One in four children who make their home in downtown Thorold lives in poverty.
This sad fact, along with a presentation from Community Care at a recent OneThorold meeting, prompted the first annual Thorold Food Drive last Sunday morning, which saw congregations from five of its churches, along with members of OneThorold, canvassing to collect food for those in need.
Volunteers from Village Church, Living Water, St. Andrew’s Presbyterian, St. John’s Anglican, and Rolling Meadows Bible Chapel participated in the first door-to-door food drive campaign.
A crowd from the Village Church met at Richmond Street School beforehand, for instructions from organizer Hilda Vanderklippe.
Greeting the group of volunteers, she said, “Welcome to our RAKE—Random Acts of Kindness Everywhere.”
In addition to collecting food, Village Church volunteers picked up garbage along Richmond Street and handed out free coffee to strangers at Tim Horton’s.
The latter act is not new for the church and its members, explained Pastor Mark DeVos.
“In Thorold, we have three kinds of poverty,” he stated; “economic poverty, which is very real, educational poverty, and social poverty. Tim Horton’s is a place where anyone can go and connect with people and often, I see people sitting by themselves.”
Loneliness is a reality for many local people, he added.
“We each have a Tim’s gift card, and buy people a coffee. Sometimes I spend an hour with one person, just getting to know their story.”
Maxine Hutchings, manager of Community Care, thanked all the individuals and five churches for bringing in a total of 4,253 pounds of food.

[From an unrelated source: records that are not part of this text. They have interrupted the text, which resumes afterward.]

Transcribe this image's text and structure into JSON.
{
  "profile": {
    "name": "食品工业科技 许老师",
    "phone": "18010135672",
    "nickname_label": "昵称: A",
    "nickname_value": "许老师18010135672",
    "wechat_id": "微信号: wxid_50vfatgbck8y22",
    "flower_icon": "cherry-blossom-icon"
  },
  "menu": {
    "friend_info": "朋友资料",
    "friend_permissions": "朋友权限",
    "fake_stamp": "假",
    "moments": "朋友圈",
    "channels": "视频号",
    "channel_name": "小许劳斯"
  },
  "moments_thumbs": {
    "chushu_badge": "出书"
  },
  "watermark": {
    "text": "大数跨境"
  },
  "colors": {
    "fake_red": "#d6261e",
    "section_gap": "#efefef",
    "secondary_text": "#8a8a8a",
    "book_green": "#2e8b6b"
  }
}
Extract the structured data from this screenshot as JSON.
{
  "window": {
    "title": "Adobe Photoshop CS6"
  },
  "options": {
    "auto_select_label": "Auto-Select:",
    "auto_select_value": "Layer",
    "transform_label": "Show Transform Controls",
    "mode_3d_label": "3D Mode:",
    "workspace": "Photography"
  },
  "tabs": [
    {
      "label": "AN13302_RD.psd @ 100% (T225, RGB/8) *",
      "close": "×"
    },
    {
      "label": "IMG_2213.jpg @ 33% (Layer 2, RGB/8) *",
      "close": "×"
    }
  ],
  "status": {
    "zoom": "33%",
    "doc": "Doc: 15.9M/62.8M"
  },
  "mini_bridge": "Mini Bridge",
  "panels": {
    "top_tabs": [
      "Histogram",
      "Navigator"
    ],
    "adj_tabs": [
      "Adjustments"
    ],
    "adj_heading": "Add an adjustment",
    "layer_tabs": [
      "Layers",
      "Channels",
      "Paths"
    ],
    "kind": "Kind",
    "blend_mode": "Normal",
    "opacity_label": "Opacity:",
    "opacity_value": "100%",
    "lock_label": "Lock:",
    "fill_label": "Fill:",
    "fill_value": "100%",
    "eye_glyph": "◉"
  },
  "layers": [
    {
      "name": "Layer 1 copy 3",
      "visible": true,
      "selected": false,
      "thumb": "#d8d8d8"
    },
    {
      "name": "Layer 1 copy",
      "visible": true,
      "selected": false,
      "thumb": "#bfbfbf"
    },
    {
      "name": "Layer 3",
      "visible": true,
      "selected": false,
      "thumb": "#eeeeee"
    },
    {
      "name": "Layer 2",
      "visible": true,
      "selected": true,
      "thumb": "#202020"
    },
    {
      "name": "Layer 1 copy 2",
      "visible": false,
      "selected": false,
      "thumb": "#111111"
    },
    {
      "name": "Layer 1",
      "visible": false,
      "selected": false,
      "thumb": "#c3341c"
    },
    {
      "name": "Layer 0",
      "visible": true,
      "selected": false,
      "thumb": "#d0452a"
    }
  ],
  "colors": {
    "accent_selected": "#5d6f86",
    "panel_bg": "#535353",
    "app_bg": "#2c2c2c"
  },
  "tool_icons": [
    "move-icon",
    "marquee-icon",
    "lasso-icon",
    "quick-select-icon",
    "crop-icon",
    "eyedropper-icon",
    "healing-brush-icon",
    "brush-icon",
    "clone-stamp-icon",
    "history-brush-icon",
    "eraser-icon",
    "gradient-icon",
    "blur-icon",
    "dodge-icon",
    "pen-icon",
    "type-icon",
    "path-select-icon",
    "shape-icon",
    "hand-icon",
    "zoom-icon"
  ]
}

“It is as a result of caring individuals and groups such as yours in our community that assisting those that are struggling is possible,” she stated. “Your contributions are a hope for our clients and for the community we all treasure and seek to improve. All this is an investment in the future of our most important asset, the people. A grand total of 4,253 pounds of food was received from our generous community. The people who access the services at Community Care, Thorold will be pleased to shop in our food room through the summer months.”
Likewise, Vanderklippe issued “A big thank you, to all individuals and volunteers who so generously gave of their time and resources so all people in Thorold are cared for and can live in dignity. We are so excited about living in a community that cares,” she said.
Anyone who missed the food drive can still participate by bringing the following most needed items to Community Care at 19 Albert Street West: baby formula and cereal, canned salmon and tuna, canned turkey, chicken and ham, canned pasta, canned tomatoes, pudding cups, apple sauce, and juice, in boxes or large cans.